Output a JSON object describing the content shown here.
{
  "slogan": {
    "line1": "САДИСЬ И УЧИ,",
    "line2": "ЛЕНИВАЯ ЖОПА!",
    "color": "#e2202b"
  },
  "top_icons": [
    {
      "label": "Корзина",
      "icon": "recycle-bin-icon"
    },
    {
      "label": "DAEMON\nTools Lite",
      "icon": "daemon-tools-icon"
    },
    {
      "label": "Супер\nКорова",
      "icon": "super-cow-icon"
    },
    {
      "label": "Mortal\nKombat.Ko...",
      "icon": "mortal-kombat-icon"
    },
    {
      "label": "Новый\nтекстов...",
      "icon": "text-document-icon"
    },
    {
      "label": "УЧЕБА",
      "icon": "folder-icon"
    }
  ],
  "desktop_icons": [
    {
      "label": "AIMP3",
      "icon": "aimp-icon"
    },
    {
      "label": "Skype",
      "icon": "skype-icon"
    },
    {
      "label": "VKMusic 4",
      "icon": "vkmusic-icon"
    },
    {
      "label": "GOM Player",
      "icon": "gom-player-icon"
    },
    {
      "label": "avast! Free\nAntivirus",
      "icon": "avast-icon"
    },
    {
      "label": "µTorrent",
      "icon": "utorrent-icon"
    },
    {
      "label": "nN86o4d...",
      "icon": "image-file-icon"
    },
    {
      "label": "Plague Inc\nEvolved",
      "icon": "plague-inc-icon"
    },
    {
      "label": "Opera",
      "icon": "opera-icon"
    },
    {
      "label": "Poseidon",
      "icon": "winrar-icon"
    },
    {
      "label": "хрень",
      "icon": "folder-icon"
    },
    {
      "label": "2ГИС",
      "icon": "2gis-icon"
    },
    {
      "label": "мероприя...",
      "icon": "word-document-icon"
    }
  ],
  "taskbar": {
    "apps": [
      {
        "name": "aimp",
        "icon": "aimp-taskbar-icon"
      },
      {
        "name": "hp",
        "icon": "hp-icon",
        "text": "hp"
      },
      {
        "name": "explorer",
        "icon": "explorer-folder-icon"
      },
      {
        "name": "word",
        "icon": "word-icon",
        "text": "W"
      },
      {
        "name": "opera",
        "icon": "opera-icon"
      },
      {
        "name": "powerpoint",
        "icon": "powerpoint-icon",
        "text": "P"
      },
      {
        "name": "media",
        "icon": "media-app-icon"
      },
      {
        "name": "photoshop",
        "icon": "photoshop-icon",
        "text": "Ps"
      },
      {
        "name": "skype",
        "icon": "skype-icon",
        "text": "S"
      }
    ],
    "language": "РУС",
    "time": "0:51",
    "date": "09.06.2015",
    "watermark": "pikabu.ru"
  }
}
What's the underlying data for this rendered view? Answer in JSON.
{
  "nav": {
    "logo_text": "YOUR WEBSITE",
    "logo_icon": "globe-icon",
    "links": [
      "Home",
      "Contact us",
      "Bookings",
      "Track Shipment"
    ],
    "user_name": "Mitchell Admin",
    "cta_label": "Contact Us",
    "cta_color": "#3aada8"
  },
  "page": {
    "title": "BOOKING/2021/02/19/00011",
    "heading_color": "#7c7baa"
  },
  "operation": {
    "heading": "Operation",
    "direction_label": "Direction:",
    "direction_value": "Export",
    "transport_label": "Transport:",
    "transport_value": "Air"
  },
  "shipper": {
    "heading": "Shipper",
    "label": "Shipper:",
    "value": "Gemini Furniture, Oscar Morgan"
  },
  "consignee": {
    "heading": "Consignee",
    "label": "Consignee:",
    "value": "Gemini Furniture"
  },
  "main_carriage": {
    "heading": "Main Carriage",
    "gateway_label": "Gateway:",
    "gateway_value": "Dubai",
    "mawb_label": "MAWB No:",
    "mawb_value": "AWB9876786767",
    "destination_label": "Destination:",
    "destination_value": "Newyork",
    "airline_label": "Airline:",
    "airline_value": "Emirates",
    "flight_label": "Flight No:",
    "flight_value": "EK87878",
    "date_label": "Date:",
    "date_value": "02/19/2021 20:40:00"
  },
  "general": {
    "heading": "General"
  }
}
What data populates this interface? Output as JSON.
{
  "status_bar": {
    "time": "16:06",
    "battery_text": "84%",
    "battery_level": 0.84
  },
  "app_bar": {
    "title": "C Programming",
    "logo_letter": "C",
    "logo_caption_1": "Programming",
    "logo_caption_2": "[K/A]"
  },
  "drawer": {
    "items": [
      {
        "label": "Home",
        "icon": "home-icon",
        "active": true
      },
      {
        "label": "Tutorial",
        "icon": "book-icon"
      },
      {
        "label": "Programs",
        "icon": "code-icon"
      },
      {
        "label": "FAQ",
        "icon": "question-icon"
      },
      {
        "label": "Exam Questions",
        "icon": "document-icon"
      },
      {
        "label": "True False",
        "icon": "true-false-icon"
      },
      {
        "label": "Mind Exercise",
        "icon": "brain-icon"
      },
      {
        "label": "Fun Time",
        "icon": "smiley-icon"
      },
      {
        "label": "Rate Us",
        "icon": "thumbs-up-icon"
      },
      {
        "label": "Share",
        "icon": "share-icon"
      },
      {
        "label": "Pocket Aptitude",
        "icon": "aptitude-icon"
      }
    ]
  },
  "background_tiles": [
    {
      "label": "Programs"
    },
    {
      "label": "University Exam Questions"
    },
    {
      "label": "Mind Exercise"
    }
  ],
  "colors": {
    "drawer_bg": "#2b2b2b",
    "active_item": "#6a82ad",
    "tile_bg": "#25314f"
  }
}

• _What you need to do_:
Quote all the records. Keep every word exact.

• _Written response_:
Output a JSON object describing the content shown here.
{
  "slogan": {
    "line1": "САДИСЬ И УЧИ,",
    "line2": "ЛЕНИВАЯ ЖОПА!",
    "color": "#e2202b"
  },
  "top_icons": [
    {
      "label": "Корзина",
      "icon": "recycle-bin-icon"
    },
    {
      "label": "DAEMON\nTools Lite",
      "icon": "daemon-tools-icon"
    },
    {
      "label": "Супер\nКорова",
      "icon": "super-cow-icon"
    },
    {
      "label": "Mortal\nKombat.Ko...",
      "icon": "mortal-kombat-icon"
    },
    {
      "label": "Новый\nтекстов...",
      "icon": "text-document-icon"
    },
    {
      "label": "УЧЕБА",
      "icon": "folder-icon"
    }
  ],
  "desktop_icons": [
    {
      "label": "AIMP3",
      "icon": "aimp-icon"
    },
    {
      "label": "Skype",
      "icon": "skype-icon"
    },
    {
      "label": "VKMusic 4",
      "icon": "vkmusic-icon"
    },
    {
      "label": "GOM Player",
      "icon": "gom-player-icon"
    },
    {
      "label": "avast! Free\nAntivirus",
      "icon": "avast-icon"
    },
    {
      "label": "µTorrent",
      "icon": "utorrent-icon"
    },
    {
      "label": "nN86o4d...",
      "icon": "image-file-icon"
    },
    {
      "label": "Plague Inc\nEvolved",
      "icon": "plague-inc-icon"
    },
    {
      "label": "Opera",
      "icon": "opera-icon"
    },
    {
      "label": "Poseidon",
      "icon": "winrar-icon"
    },
    {
      "label": "хрень",
      "icon": "folder-icon"
    },
    {
      "label": "2ГИС",
      "icon": "2gis-icon"
    },
    {
      "label": "мероприя...",
      "icon": "word-document-icon"
    }
  ],
  "taskbar": {
    "apps": [
      {
        "name": "aimp",
        "icon": "aimp-taskbar-icon"
      },
      {
        "name": "hp",
        "icon": "hp-icon",
        "text": "hp"
      },
      {
        "name": "explorer",
        "icon": "explorer-folder-icon"
      },
      {
        "name": "word",
        "icon": "word-icon",
        "text": "W"
      },
      {
        "name": "opera",
        "icon": "opera-icon"
      },
      {
        "name": "powerpoint",
        "icon": "powerpoint-icon",
        "text": "P"
      },
      {
        "name": "media",
        "icon": "media-app-icon"
      },
      {
        "name": "photoshop",
        "icon": "photoshop-icon",
        "text": "Ps"
      },
      {
        "name": "skype",
        "icon": "skype-icon",
        "text": "S"
      }
    ],
    "language": "РУС",
    "time": "0:51",
    "date": "09.06.2015",
    "watermark": "pikabu.ru"
  }
}
What's the underlying data for this rendered view? Answer in JSON.
{
  "nav": {
    "logo_text": "YOUR WEBSITE",
    "logo_icon": "globe-icon",
    "links": [
      "Home",
      "Contact us",
      "Bookings",
      "Track Shipment"
    ],
    "user_name": "Mitchell Admin",
    "cta_label": "Contact Us",
    "cta_color": "#3aada8"
  },
  "page": {
    "title": "BOOKING/2021/02/19/00011",
    "heading_color": "#7c7baa"
  },
  "operation": {
    "heading": "Operation",
    "direction_label": "Direction:",
    "direction_value": "Export",
    "transport_label": "Transport:",
    "transport_value": "Air"
  },
  "shipper": {
    "heading": "Shipper",
    "label": "Shipper:",
    "value": "Gemini Furniture, Oscar Morgan"
  },
  "consignee": {
    "heading": "Consignee",
    "label": "Consignee:",
    "value": "Gemini Furniture"
  },
  "main_carriage": {
    "heading": "Main Carriage",
    "gateway_label": "Gateway:",
    "gateway_value": "Dubai",
    "mawb_label": "MAWB No:",
    "mawb_value": "AWB9876786767",
    "destination_label": "Destination:",
    "destination_value": "Newyork",
    "airline_label": "Airline:",
    "airline_value": "Emirates",
    "flight_label": "Flight No:",
    "flight_value": "EK87878",
    "date_label": "Date:",
    "date_value": "02/19/2021 20:40:00"
  },
  "general": {
    "heading": "General"
  }
}
What data populates this interface? Output as JSON.
{
  "status_bar": {
    "time": "16:06",
    "battery_text": "84%",
    "battery_level": 0.84
  },
  "app_bar": {
    "title": "C Programming",
    "logo_letter": "C",
    "logo_caption_1": "Programming",
    "logo_caption_2": "[K/A]"
  },
  "drawer": {
    "items": [
      {
        "label": "Home",
        "icon": "home-icon",
        "active": true
      },
      {
        "label": "Tutorial",
        "icon": "book-icon"
      },
      {
        "label": "Programs",
        "icon": "code-icon"
      },
      {
        "label": "FAQ",
        "icon": "question-icon"
      },
      {
        "label": "Exam Questions",
        "icon": "document-icon"
      },
      {
        "label": "True False",
        "icon": "true-false-icon"
      },
      {
        "label": "Mind Exercise",
        "icon": "brain-icon"
      },
      {
        "label": "Fun Time",
        "icon": "smiley-icon"
      },
      {
        "label": "Rate Us",
        "icon": "thumbs-up-icon"
      },
      {
        "label": "Share",
        "icon": "share-icon"
      },
      {
        "label": "Pocket Aptitude",
        "icon": "aptitude-icon"
      }
    ]
  },
  "background_tiles": [
    {
      "label": "Programs"
    },
    {
      "label": "University Exam Questions"
    },
    {
      "label": "Mind Exercise"
    }
  ],
  "colors": {
    "drawer_bg": "#2b2b2b",
    "active_item": "#6a82ad",
    "tile_bg": "#25314f"
  }
}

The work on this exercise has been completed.